[Items from a data source]
****
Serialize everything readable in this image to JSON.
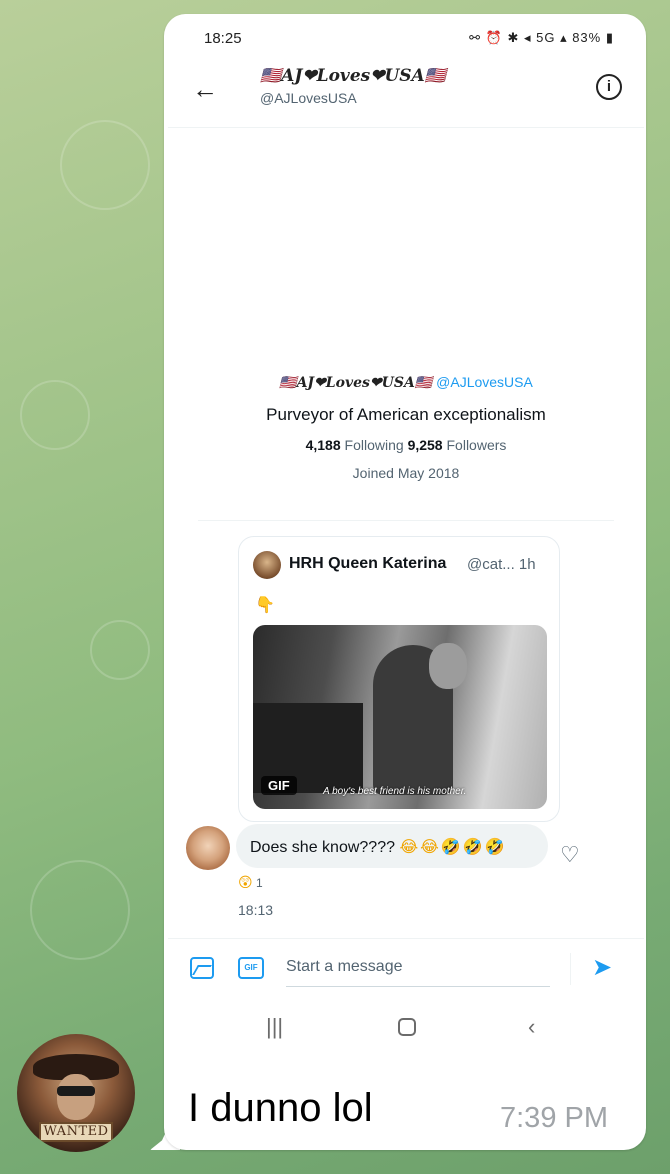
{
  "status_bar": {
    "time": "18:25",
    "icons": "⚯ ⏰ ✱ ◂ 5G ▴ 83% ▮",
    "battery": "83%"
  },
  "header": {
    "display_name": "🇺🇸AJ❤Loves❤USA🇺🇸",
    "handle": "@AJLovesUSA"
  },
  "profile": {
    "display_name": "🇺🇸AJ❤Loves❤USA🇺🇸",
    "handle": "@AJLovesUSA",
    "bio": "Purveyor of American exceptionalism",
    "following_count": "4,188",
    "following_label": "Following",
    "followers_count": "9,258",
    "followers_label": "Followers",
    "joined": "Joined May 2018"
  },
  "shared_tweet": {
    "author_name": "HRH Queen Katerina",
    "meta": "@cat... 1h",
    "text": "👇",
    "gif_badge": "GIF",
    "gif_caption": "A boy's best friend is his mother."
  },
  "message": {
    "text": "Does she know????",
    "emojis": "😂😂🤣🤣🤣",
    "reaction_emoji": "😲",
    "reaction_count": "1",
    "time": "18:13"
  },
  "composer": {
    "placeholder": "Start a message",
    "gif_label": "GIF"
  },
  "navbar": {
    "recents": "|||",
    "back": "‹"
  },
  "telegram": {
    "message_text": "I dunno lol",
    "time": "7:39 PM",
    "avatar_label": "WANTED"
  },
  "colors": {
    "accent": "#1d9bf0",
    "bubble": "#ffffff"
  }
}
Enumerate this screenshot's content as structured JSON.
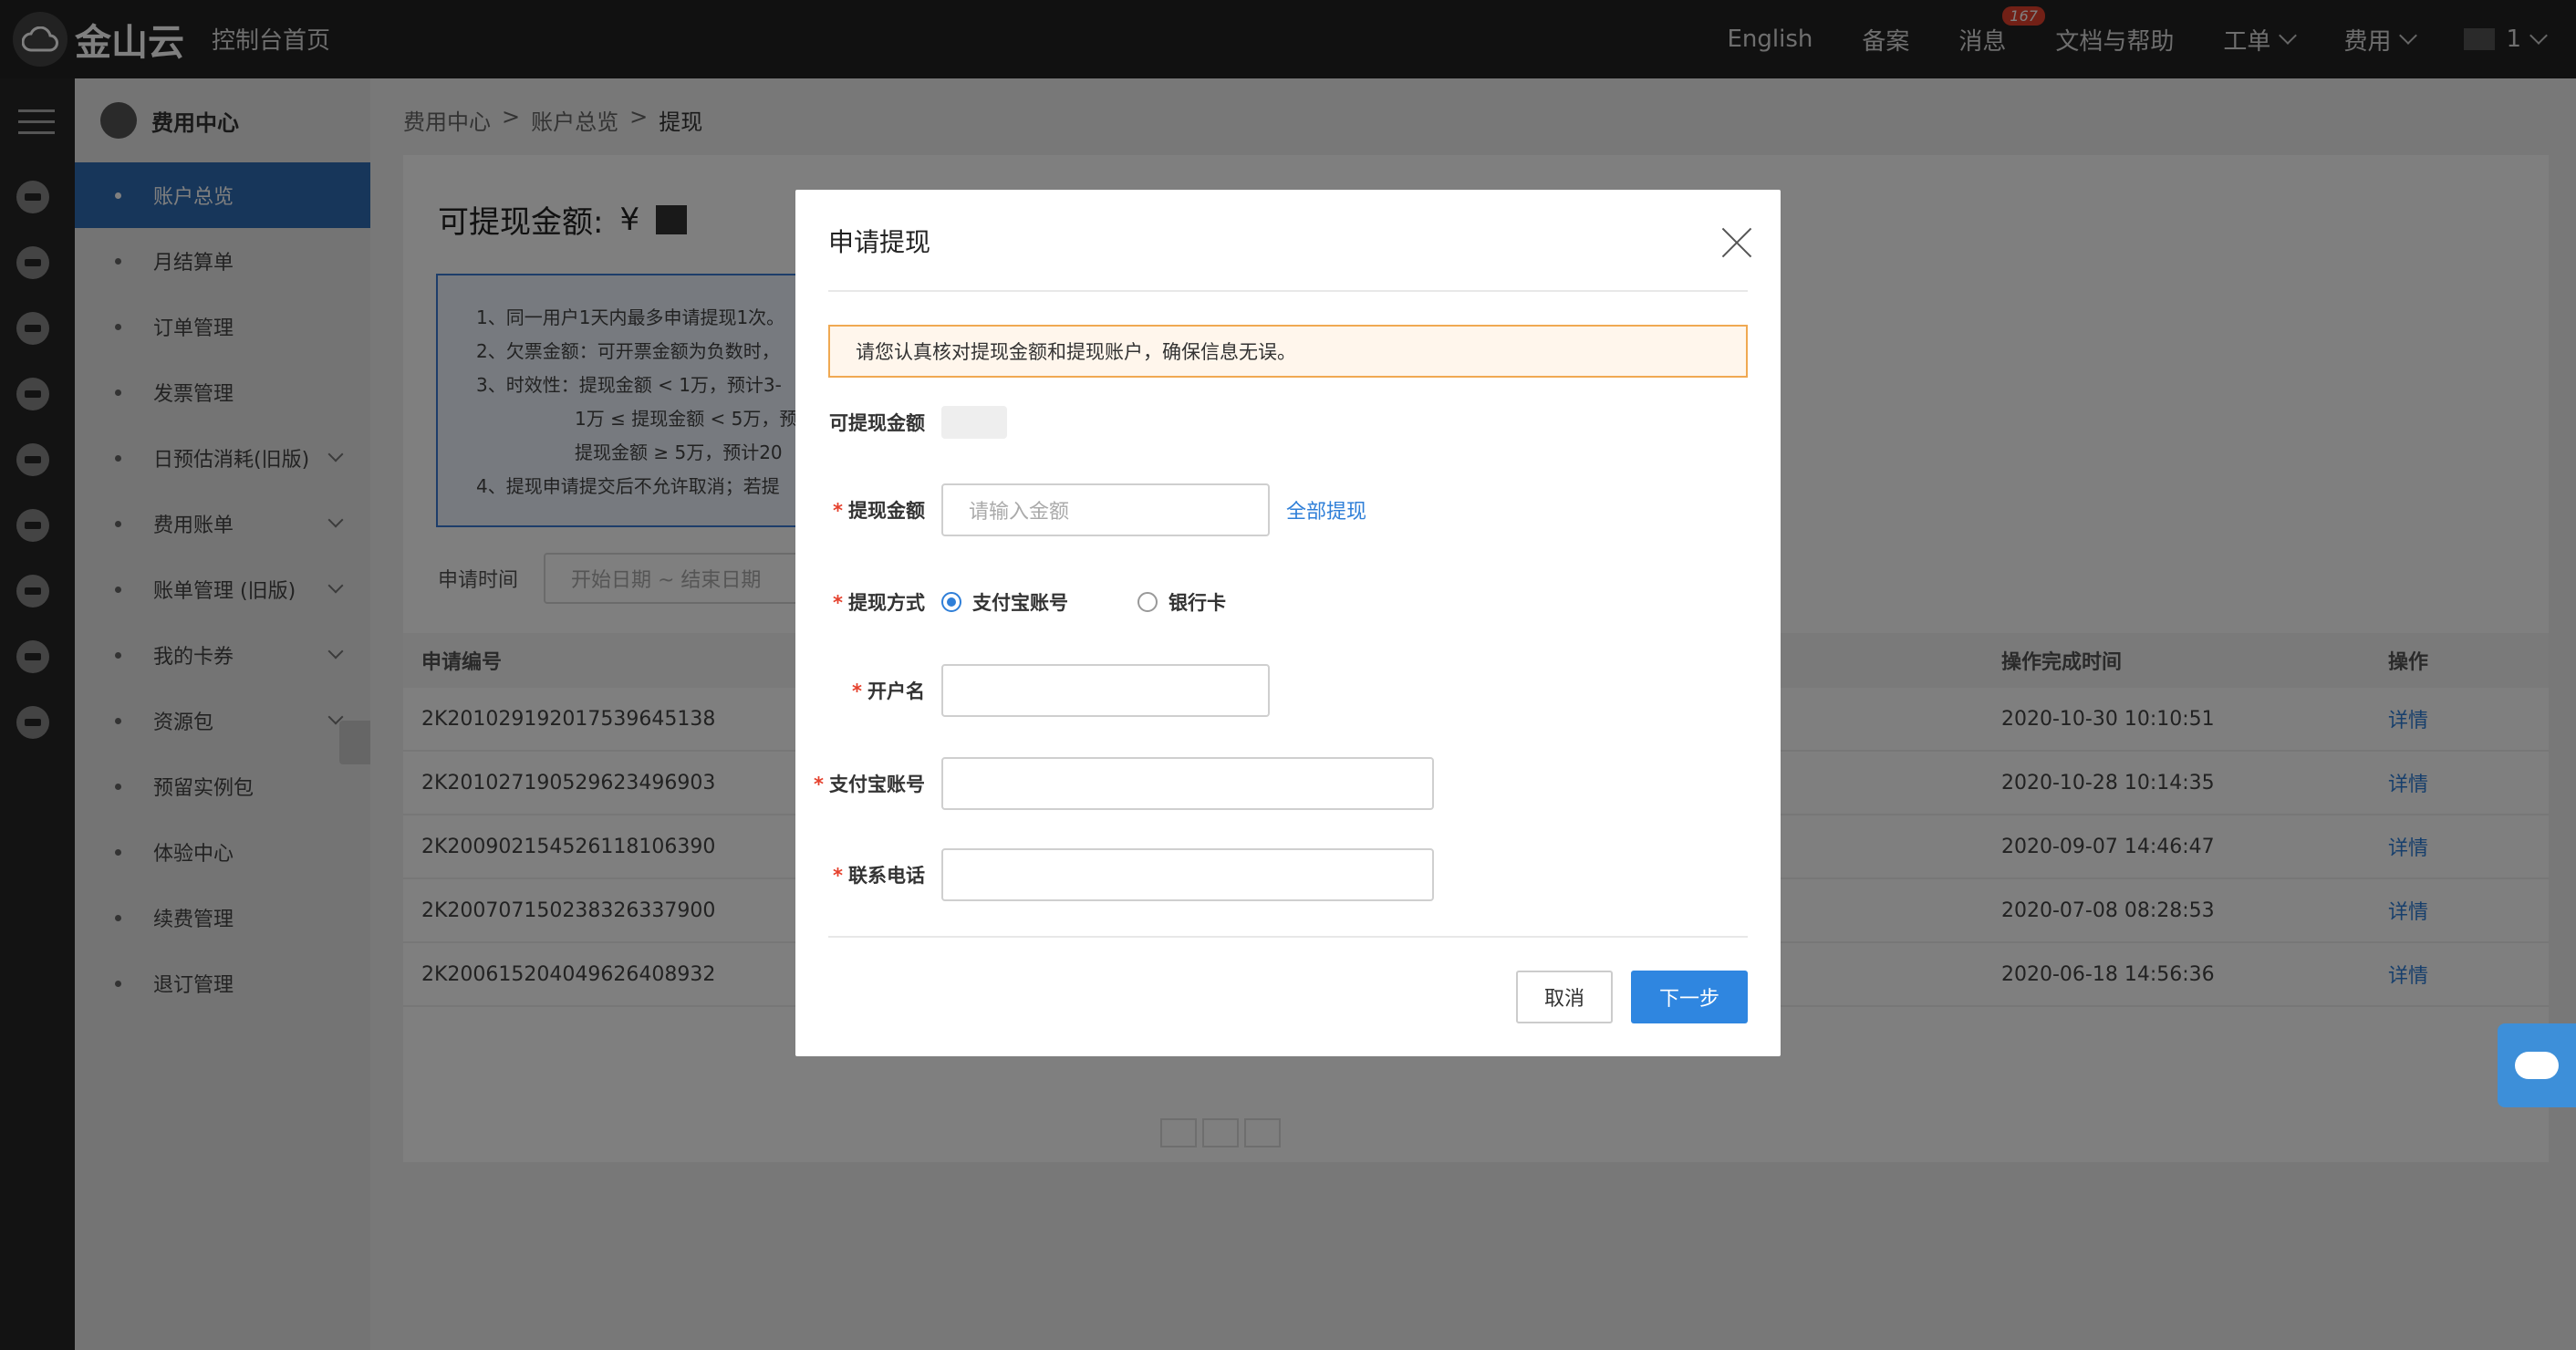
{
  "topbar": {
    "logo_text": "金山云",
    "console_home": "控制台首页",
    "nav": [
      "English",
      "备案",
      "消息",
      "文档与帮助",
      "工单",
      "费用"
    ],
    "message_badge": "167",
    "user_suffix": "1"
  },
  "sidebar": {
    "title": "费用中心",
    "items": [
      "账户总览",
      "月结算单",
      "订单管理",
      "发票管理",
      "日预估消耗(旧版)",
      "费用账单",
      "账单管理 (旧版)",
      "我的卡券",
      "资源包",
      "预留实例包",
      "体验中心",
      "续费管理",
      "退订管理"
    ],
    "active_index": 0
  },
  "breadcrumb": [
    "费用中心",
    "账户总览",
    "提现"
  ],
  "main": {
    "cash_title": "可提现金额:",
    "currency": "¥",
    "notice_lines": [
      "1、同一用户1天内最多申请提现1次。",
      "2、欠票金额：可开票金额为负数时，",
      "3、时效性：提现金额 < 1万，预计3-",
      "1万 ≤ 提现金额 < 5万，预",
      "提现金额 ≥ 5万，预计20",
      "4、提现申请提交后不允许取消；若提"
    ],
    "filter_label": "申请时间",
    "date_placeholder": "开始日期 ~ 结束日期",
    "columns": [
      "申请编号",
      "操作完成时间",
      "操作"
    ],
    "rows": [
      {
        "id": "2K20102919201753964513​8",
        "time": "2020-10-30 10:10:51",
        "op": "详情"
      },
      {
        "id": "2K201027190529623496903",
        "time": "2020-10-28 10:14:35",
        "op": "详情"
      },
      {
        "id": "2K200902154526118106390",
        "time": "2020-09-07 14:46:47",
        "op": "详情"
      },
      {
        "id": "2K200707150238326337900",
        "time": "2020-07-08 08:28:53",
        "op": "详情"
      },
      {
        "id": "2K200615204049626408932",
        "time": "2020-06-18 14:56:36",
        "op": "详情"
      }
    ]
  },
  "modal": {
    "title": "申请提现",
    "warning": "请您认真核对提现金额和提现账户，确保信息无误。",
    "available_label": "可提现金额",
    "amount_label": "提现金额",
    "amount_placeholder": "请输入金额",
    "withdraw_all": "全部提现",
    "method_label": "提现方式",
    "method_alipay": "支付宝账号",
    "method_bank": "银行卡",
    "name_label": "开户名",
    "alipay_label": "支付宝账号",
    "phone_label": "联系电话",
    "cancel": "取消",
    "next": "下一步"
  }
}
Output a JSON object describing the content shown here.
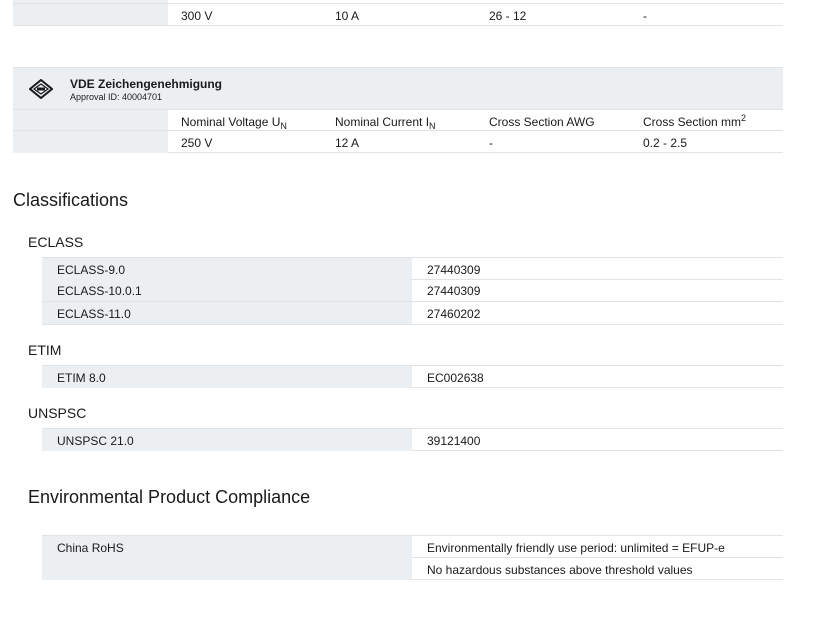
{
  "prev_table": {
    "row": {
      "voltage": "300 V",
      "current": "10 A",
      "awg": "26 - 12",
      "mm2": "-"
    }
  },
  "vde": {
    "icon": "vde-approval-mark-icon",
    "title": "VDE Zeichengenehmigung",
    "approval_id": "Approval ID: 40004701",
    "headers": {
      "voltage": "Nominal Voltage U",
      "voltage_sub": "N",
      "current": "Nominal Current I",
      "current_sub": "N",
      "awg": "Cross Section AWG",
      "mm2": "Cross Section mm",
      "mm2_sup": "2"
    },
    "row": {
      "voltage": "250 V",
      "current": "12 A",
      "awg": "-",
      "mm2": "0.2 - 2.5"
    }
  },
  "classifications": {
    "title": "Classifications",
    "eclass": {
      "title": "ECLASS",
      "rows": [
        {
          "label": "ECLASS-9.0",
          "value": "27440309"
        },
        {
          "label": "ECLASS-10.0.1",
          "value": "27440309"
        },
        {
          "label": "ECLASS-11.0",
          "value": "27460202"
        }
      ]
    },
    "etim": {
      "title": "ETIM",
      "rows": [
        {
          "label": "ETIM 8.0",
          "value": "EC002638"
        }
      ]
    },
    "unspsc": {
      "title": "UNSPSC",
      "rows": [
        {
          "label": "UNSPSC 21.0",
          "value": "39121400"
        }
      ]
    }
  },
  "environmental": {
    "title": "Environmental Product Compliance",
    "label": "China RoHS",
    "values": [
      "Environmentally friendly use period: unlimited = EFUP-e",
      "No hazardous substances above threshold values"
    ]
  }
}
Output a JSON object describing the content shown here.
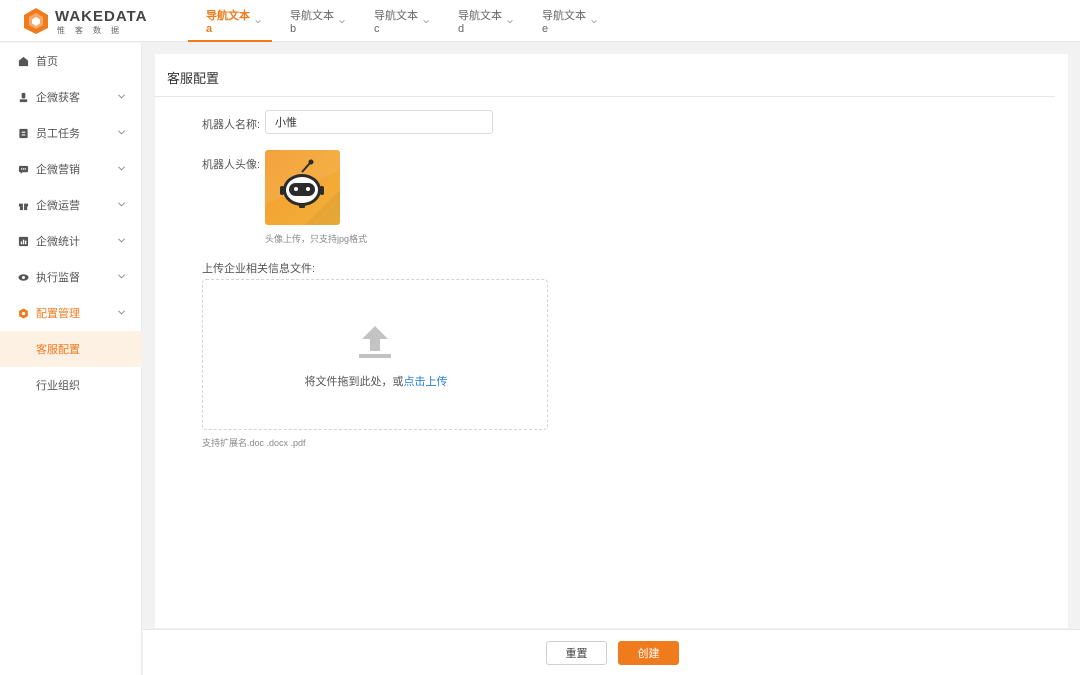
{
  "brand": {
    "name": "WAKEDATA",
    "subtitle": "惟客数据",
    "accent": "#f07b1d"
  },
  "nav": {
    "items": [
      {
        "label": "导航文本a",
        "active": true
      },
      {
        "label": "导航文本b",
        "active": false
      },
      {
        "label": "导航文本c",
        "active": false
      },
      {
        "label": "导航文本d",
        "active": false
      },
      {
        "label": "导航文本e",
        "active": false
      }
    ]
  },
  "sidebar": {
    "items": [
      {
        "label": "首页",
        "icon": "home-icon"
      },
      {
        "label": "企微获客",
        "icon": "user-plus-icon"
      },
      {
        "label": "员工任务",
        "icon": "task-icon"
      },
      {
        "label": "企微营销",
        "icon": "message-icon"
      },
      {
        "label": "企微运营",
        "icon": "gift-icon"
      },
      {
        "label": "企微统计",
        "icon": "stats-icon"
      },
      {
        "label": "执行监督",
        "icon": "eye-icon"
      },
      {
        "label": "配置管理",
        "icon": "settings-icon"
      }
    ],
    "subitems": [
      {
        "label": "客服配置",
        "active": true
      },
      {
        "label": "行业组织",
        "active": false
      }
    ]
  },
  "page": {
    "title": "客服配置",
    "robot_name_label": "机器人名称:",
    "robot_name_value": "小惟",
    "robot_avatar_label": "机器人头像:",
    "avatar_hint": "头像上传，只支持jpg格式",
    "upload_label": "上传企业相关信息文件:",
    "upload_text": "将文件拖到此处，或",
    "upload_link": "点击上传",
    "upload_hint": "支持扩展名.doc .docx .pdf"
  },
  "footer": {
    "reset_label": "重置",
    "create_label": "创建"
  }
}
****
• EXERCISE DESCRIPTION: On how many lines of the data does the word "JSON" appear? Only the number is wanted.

• RESULT: 4